_Task statement_
Whatever appears in the records should be given again exactly, down to the last mark.

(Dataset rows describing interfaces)
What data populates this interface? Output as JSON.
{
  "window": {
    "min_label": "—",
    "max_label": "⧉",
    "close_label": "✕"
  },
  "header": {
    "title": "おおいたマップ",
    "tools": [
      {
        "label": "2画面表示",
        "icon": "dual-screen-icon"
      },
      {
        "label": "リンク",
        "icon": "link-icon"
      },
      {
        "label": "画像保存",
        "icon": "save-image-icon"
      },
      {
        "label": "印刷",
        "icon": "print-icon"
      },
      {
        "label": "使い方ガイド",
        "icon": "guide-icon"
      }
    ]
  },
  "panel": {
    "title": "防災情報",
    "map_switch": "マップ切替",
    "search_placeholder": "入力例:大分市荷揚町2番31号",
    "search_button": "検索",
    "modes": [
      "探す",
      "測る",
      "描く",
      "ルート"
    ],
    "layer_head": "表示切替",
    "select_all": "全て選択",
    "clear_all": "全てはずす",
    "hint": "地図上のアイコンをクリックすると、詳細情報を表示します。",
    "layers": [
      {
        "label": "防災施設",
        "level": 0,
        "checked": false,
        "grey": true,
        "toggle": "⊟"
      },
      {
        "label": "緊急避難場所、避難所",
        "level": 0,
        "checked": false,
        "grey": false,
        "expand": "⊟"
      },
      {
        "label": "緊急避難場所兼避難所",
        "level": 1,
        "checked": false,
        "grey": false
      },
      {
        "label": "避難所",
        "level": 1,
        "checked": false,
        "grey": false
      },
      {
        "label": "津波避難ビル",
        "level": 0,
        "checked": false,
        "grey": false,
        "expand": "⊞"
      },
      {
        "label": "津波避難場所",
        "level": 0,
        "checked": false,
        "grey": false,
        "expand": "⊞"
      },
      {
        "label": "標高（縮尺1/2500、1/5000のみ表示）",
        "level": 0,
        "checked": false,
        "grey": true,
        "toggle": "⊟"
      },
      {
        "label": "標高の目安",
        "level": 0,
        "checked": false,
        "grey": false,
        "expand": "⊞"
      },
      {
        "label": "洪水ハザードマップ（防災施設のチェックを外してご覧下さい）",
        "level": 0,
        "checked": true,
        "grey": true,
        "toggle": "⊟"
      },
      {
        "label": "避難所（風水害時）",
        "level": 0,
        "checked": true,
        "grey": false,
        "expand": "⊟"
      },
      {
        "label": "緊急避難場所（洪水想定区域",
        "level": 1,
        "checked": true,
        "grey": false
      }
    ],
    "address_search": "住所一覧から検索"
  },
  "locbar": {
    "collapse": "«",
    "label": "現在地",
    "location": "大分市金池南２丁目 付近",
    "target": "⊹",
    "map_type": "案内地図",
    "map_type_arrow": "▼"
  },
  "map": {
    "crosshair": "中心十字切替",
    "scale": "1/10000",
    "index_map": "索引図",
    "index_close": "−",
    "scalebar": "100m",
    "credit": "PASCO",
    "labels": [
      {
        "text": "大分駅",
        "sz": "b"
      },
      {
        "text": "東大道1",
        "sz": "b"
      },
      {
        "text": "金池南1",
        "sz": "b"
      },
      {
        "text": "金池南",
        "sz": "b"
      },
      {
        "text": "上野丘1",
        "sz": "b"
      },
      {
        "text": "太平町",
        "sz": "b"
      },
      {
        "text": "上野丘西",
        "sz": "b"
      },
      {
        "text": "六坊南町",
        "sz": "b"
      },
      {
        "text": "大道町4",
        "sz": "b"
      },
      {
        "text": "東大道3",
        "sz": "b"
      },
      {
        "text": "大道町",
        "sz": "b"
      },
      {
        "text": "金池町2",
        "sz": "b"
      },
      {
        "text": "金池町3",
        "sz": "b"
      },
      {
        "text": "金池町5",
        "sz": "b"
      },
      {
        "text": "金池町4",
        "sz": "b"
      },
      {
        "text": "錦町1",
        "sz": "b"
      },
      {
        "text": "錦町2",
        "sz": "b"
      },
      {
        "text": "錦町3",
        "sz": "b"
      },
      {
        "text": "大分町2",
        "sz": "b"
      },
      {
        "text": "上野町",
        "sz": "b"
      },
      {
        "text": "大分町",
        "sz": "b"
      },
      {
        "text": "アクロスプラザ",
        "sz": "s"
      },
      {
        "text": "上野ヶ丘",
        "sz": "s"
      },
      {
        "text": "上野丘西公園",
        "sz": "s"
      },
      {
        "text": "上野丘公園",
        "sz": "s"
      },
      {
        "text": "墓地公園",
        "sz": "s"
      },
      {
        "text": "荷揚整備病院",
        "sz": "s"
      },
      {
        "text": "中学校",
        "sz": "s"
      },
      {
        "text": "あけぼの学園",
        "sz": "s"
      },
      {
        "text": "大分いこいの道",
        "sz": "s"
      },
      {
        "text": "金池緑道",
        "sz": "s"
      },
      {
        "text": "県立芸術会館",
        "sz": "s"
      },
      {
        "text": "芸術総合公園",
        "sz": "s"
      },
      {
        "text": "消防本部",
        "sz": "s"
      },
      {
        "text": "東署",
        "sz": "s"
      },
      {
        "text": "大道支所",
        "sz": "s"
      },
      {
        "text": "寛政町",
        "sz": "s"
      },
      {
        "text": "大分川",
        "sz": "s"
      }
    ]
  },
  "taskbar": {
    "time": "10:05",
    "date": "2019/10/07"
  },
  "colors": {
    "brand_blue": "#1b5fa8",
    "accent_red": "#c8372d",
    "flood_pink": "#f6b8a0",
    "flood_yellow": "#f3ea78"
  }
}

_Answer to the problem_
What data populates this interface? Output as JSON.
{
  "window": {
    "min_label": "—",
    "max_label": "⧉",
    "close_label": "✕"
  },
  "header": {
    "title": "おおいたマップ",
    "tools": [
      {
        "label": "2画面表示",
        "icon": "dual-screen-icon"
      },
      {
        "label": "リンク",
        "icon": "link-icon"
      },
      {
        "label": "画像保存",
        "icon": "save-image-icon"
      },
      {
        "label": "印刷",
        "icon": "print-icon"
      },
      {
        "label": "使い方ガイド",
        "icon": "guide-icon"
      }
    ]
  },
  "panel": {
    "title": "防災情報",
    "map_switch": "マップ切替",
    "search_placeholder": "入力例:大分市荷揚町2番31号",
    "search_button": "検索",
    "modes": [
      "探す",
      "測る",
      "描く",
      "ルート"
    ],
    "layer_head": "表示切替",
    "select_all": "全て選択",
    "clear_all": "全てはずす",
    "hint": "地図上のアイコンをクリックすると、詳細情報を表示します。",
    "layers": [
      {
        "label": "防災施設",
        "level": 0,
        "checked": false,
        "grey": true,
        "toggle": "⊟"
      },
      {
        "label": "緊急避難場所、避難所",
        "level": 0,
        "checked": false,
        "grey": false,
        "expand": "⊟"
      },
      {
        "label": "緊急避難場所兼避難所",
        "level": 1,
        "checked": false,
        "grey": false
      },
      {
        "label": "避難所",
        "level": 1,
        "checked": false,
        "grey": false
      },
      {
        "label": "津波避難ビル",
        "level": 0,
        "checked": false,
        "grey": false,
        "expand": "⊞"
      },
      {
        "label": "津波避難場所",
        "level": 0,
        "checked": false,
        "grey": false,
        "expand": "⊞"
      },
      {
        "label": "標高（縮尺1/2500、1/5000のみ表示）",
        "level": 0,
        "checked": false,
        "grey": true,
        "toggle": "⊟"
      },
      {
        "label": "標高の目安",
        "level": 0,
        "checked": false,
        "grey": false,
        "expand": "⊞"
      },
      {
        "label": "洪水ハザードマップ（防災施設のチェックを外してご覧下さい）",
        "level": 0,
        "checked": true,
        "grey": true,
        "toggle": "⊟"
      },
      {
        "label": "避難所（風水害時）",
        "level": 0,
        "checked": true,
        "grey": false,
        "expand": "⊟"
      },
      {
        "label": "緊急避難場所（洪水想定区域",
        "level": 1,
        "checked": true,
        "grey": false
      }
    ],
    "address_search": "住所一覧から検索"
  },
  "locbar": {
    "collapse": "«",
    "label": "現在地",
    "location": "大分市金池南２丁目 付近",
    "target": "⊹",
    "map_type": "案内地図",
    "map_type_arrow": "▼"
  },
  "map": {
    "crosshair": "中心十字切替",
    "scale": "1/10000",
    "index_map": "索引図",
    "index_close": "−",
    "scalebar": "100m",
    "credit": "PASCO",
    "labels": [
      {
        "text": "大分駅",
        "sz": "b"
      },
      {
        "text": "東大道1",
        "sz": "b"
      },
      {
        "text": "金池南1",
        "sz": "b"
      },
      {
        "text": "金池南",
        "sz": "b"
      },
      {
        "text": "上野丘1",
        "sz": "b"
      },
      {
        "text": "太平町",
        "sz": "b"
      },
      {
        "text": "上野丘西",
        "sz": "b"
      },
      {
        "text": "六坊南町",
        "sz": "b"
      },
      {
        "text": "大道町4",
        "sz": "b"
      },
      {
        "text": "東大道3",
        "sz": "b"
      },
      {
        "text": "大道町",
        "sz": "b"
      },
      {
        "text": "金池町2",
        "sz": "b"
      },
      {
        "text": "金池町3",
        "sz": "b"
      },
      {
        "text": "金池町5",
        "sz": "b"
      },
      {
        "text": "金池町4",
        "sz": "b"
      },
      {
        "text": "錦町1",
        "sz": "b"
      },
      {
        "text": "錦町2",
        "sz": "b"
      },
      {
        "text": "錦町3",
        "sz": "b"
      },
      {
        "text": "大分町2",
        "sz": "b"
      },
      {
        "text": "上野町",
        "sz": "b"
      },
      {
        "text": "大分町",
        "sz": "b"
      },
      {
        "text": "アクロスプラザ",
        "sz": "s"
      },
      {
        "text": "上野ヶ丘",
        "sz": "s"
      },
      {
        "text": "上野丘西公園",
        "sz": "s"
      },
      {
        "text": "上野丘公園",
        "sz": "s"
      },
      {
        "text": "墓地公園",
        "sz": "s"
      },
      {
        "text": "荷揚整備病院",
        "sz": "s"
      },
      {
        "text": "中学校",
        "sz": "s"
      },
      {
        "text": "あけぼの学園",
        "sz": "s"
      },
      {
        "text": "大分いこいの道",
        "sz": "s"
      },
      {
        "text": "金池緑道",
        "sz": "s"
      },
      {
        "text": "県立芸術会館",
        "sz": "s"
      },
      {
        "text": "芸術総合公園",
        "sz": "s"
      },
      {
        "text": "消防本部",
        "sz": "s"
      },
      {
        "text": "東署",
        "sz": "s"
      },
      {
        "text": "大道支所",
        "sz": "s"
      },
      {
        "text": "寛政町",
        "sz": "s"
      },
      {
        "text": "大分川",
        "sz": "s"
      }
    ]
  },
  "taskbar": {
    "time": "10:05",
    "date": "2019/10/07"
  },
  "colors": {
    "brand_blue": "#1b5fa8",
    "accent_red": "#c8372d",
    "flood_pink": "#f6b8a0",
    "flood_yellow": "#f3ea78"
  }
}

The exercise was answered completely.